Records excerpted from a collection:
==*==

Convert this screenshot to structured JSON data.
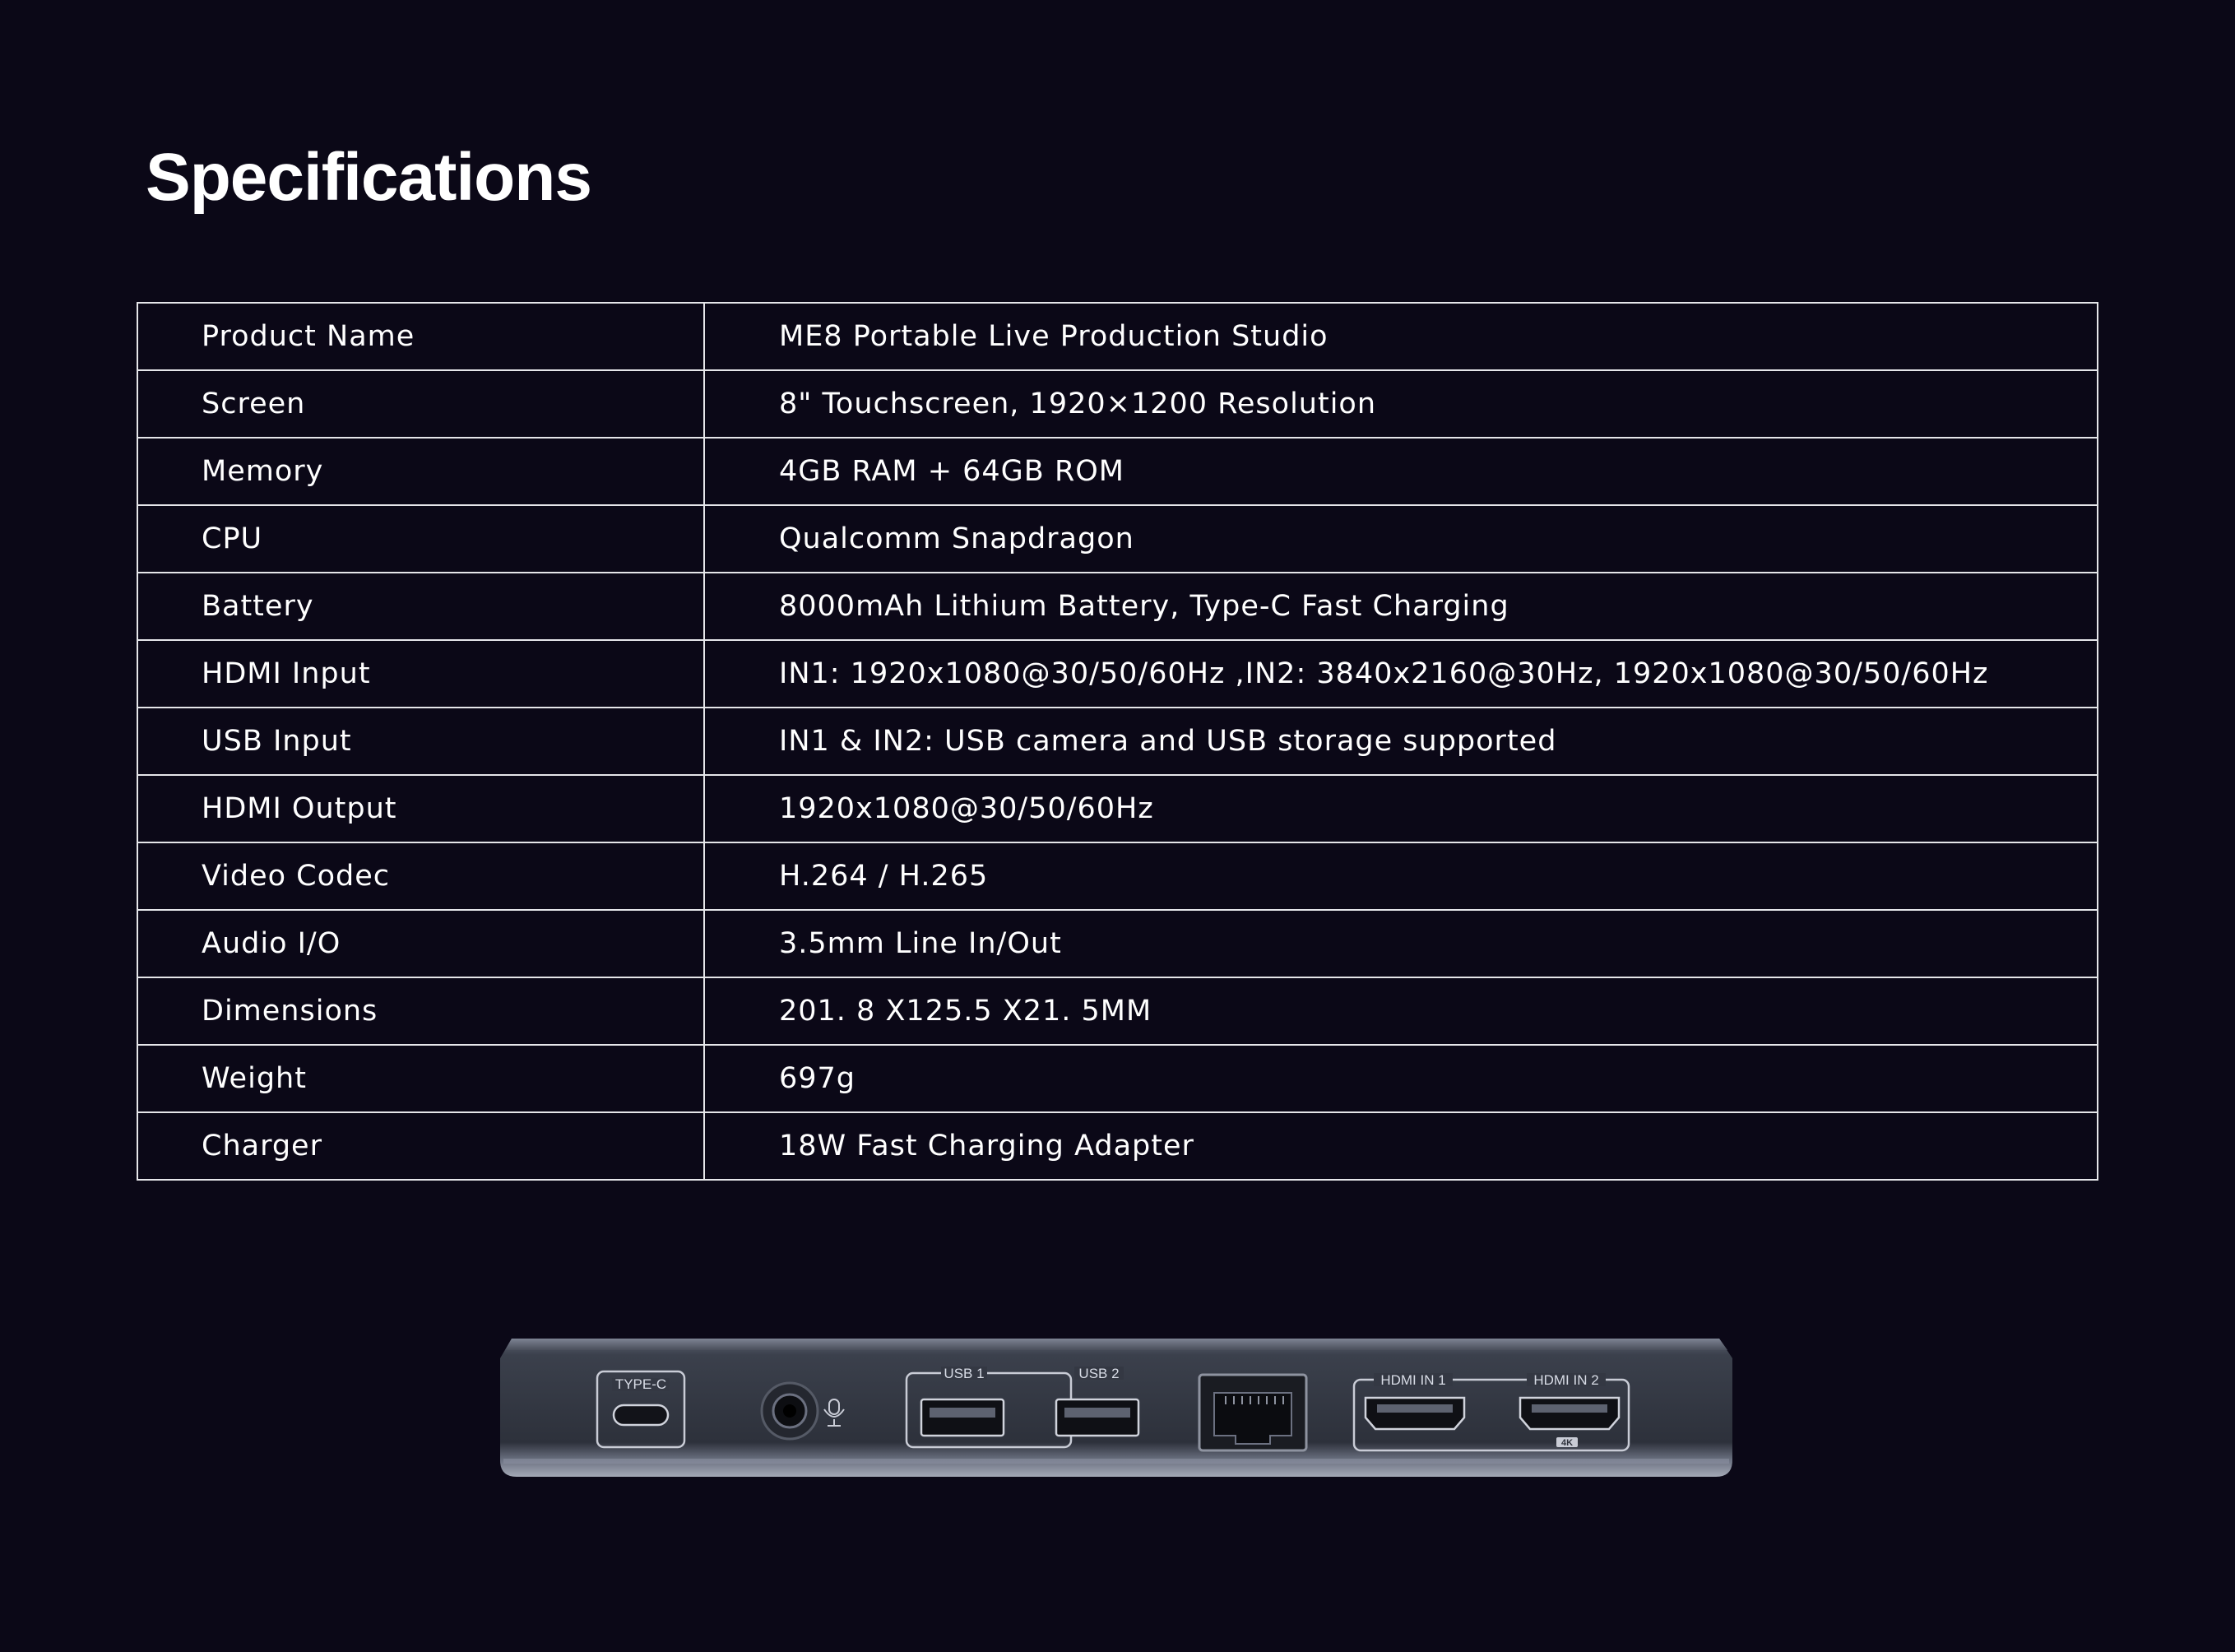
{
  "page": {
    "title": "Specifications"
  },
  "specs": [
    {
      "label": "Product Name",
      "value": "ME8 Portable Live Production Studio"
    },
    {
      "label": "Screen",
      "value": "8\" Touchscreen, 1920×1200 Resolution"
    },
    {
      "label": "Memory",
      "value": "4GB RAM + 64GB ROM"
    },
    {
      "label": "CPU",
      "value": "Qualcomm Snapdragon"
    },
    {
      "label": "Battery",
      "value": "8000mAh Lithium Battery, Type-C Fast Charging"
    },
    {
      "label": "HDMI Input",
      "value": "IN1: 1920x1080@30/50/60Hz ,IN2: 3840x2160@30Hz, 1920x1080@30/50/60Hz"
    },
    {
      "label": "USB Input",
      "value": "IN1 & IN2: USB camera and USB storage supported"
    },
    {
      "label": "HDMI Output",
      "value": "1920x1080@30/50/60Hz"
    },
    {
      "label": "Video Codec",
      "value": "H.264 / H.265"
    },
    {
      "label": "Audio I/O",
      "value": "3.5mm Line In/Out"
    },
    {
      "label": "Dimensions",
      "value": "201. 8 X125.5 X21. 5MM"
    },
    {
      "label": "Weight",
      "value": "697g"
    },
    {
      "label": "Charger",
      "value": "18W Fast Charging Adapter"
    }
  ],
  "device": {
    "ports": {
      "type_c": "TYPE-C",
      "usb1": "USB 1",
      "usb2": "USB 2",
      "hdmi_in1": "HDMI IN 1",
      "hdmi_in2": "HDMI IN 2",
      "badge_4k": "4K"
    },
    "icons": {
      "audio_jack": "audio-jack-icon",
      "mic": "mic-icon",
      "ethernet": "ethernet-port-icon"
    }
  },
  "colors": {
    "background": "#0b0817",
    "text": "#ffffff",
    "table_border": "#e6e6ea",
    "device_body": "#3a3f4c",
    "port_outline": "#c9ccd6"
  }
}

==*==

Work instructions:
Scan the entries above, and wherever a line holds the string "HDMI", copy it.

Solution for this exercise:
      "label": "HDMI Input",
      "label": "HDMI Output",
      "hdmi_in1": "HDMI IN 1",
      "hdmi_in2": "HDMI IN 2",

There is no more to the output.